▸ **Work to complete**
Reproduce the records below exactly; no pictures.

▸ **Exercise data**
__________

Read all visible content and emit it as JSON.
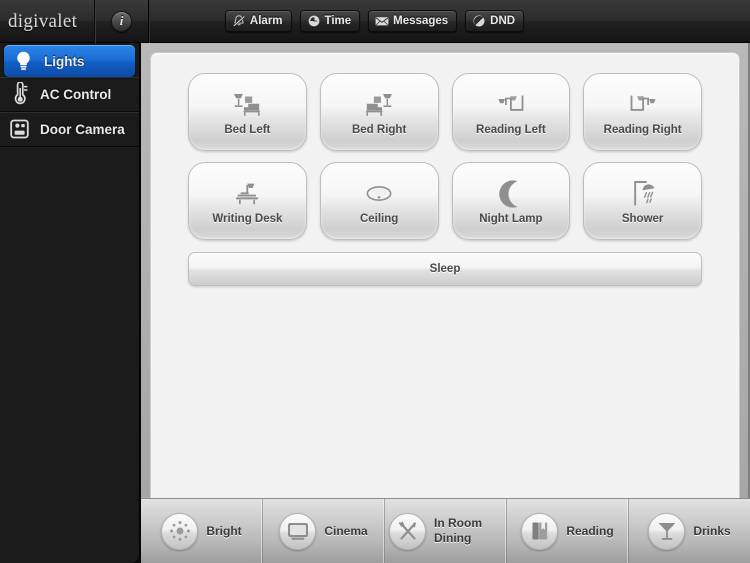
{
  "app": {
    "brand": "digivalet",
    "info_label": "i"
  },
  "topbar": {
    "buttons": [
      {
        "label": "Alarm",
        "icon": "alarm-off-icon"
      },
      {
        "label": "Time",
        "icon": "clock-icon"
      },
      {
        "label": "Messages",
        "icon": "envelope-icon"
      },
      {
        "label": "DND",
        "icon": "do-not-disturb-icon"
      }
    ]
  },
  "sidebar": {
    "items": [
      {
        "label": "Lights",
        "icon": "lightbulb-icon",
        "selected": true
      },
      {
        "label": "AC Control",
        "icon": "thermometer-icon",
        "selected": false
      },
      {
        "label": "Door Camera",
        "icon": "camera-icon",
        "selected": false
      }
    ]
  },
  "main": {
    "lights": [
      {
        "label": "Bed Left",
        "icon": "bed-lamp-left-icon"
      },
      {
        "label": "Bed Right",
        "icon": "bed-lamp-right-icon"
      },
      {
        "label": "Reading Left",
        "icon": "reading-lamp-left-icon"
      },
      {
        "label": "Reading Right",
        "icon": "reading-lamp-right-icon"
      },
      {
        "label": "Writing Desk",
        "icon": "desk-lamp-icon"
      },
      {
        "label": "Ceiling",
        "icon": "ceiling-light-icon"
      },
      {
        "label": "Night Lamp",
        "icon": "crescent-moon-icon"
      },
      {
        "label": "Shower",
        "icon": "showerhead-icon"
      }
    ],
    "sleep_label": "Sleep"
  },
  "dock": {
    "items": [
      {
        "label": "Bright",
        "icon": "brightness-sun-icon"
      },
      {
        "label": "Cinema",
        "icon": "television-icon"
      },
      {
        "label": "In Room Dining",
        "icon": "fork-knife-icon"
      },
      {
        "label": "Reading",
        "icon": "book-icon"
      },
      {
        "label": "Drinks",
        "icon": "martini-glass-icon"
      }
    ]
  },
  "colors": {
    "accent_blue": "#1b6fd6",
    "sidebar_bg": "#1b1b1b",
    "panel_bg": "#f2f2f2",
    "icon_gray": "#8a8a8a"
  }
}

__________

▸ **Answer section**
Read all visible content and emit it as JSON.
{
  "app": {
    "brand": "digivalet",
    "info_label": "i"
  },
  "topbar": {
    "buttons": [
      {
        "label": "Alarm",
        "icon": "alarm-off-icon"
      },
      {
        "label": "Time",
        "icon": "clock-icon"
      },
      {
        "label": "Messages",
        "icon": "envelope-icon"
      },
      {
        "label": "DND",
        "icon": "do-not-disturb-icon"
      }
    ]
  },
  "sidebar": {
    "items": [
      {
        "label": "Lights",
        "icon": "lightbulb-icon",
        "selected": true
      },
      {
        "label": "AC Control",
        "icon": "thermometer-icon",
        "selected": false
      },
      {
        "label": "Door Camera",
        "icon": "camera-icon",
        "selected": false
      }
    ]
  },
  "main": {
    "lights": [
      {
        "label": "Bed Left",
        "icon": "bed-lamp-left-icon"
      },
      {
        "label": "Bed Right",
        "icon": "bed-lamp-right-icon"
      },
      {
        "label": "Reading Left",
        "icon": "reading-lamp-left-icon"
      },
      {
        "label": "Reading Right",
        "icon": "reading-lamp-right-icon"
      },
      {
        "label": "Writing Desk",
        "icon": "desk-lamp-icon"
      },
      {
        "label": "Ceiling",
        "icon": "ceiling-light-icon"
      },
      {
        "label": "Night Lamp",
        "icon": "crescent-moon-icon"
      },
      {
        "label": "Shower",
        "icon": "showerhead-icon"
      }
    ],
    "sleep_label": "Sleep"
  },
  "dock": {
    "items": [
      {
        "label": "Bright",
        "icon": "brightness-sun-icon"
      },
      {
        "label": "Cinema",
        "icon": "television-icon"
      },
      {
        "label": "In Room Dining",
        "icon": "fork-knife-icon"
      },
      {
        "label": "Reading",
        "icon": "book-icon"
      },
      {
        "label": "Drinks",
        "icon": "martini-glass-icon"
      }
    ]
  },
  "colors": {
    "accent_blue": "#1b6fd6",
    "sidebar_bg": "#1b1b1b",
    "panel_bg": "#f2f2f2",
    "icon_gray": "#8a8a8a"
  }
}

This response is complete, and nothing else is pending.